#### Task prompt
Read the data, and whenever a line holds the word "badge", report that line.

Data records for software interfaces
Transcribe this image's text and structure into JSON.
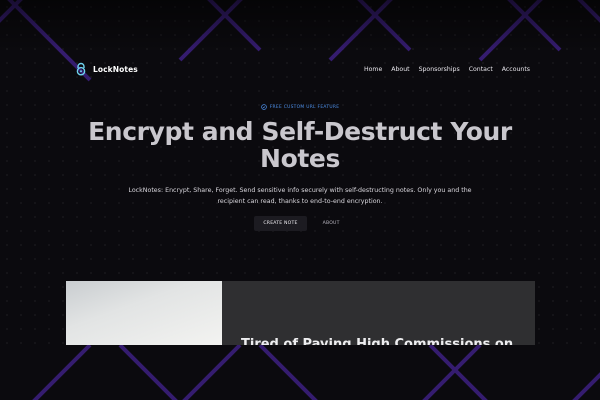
{
  "app": {
    "name": "LockNotes"
  },
  "nav": {
    "items": [
      "Home",
      "About",
      "Sponsorships",
      "Contact",
      "Accounts"
    ]
  },
  "hero": {
    "badge": "FREE CUSTOM URL FEATURE",
    "title": "Encrypt and Self-Destruct Your Notes",
    "subtitle": "LockNotes: Encrypt, Share, Forget. Send sensitive info securely with self-destructing notes. Only you and the recipient can read, thanks to end-to-end encryption.",
    "primary_cta": "CREATE NOTE",
    "secondary_cta": "ABOUT"
  },
  "promo": {
    "heading": "Tired of Paying High Commissions on"
  },
  "colors": {
    "accent": "#4d8fe8",
    "stripe": "#3a1f7a",
    "background": "#0b0a0e",
    "card": "#2f2f31"
  },
  "icons": {
    "logo": "lock-logo-icon",
    "badge": "shield-check-icon"
  }
}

#### Solution
    "badge": "FREE CUSTOM URL FEATURE",
    "badge": "shield-check-icon"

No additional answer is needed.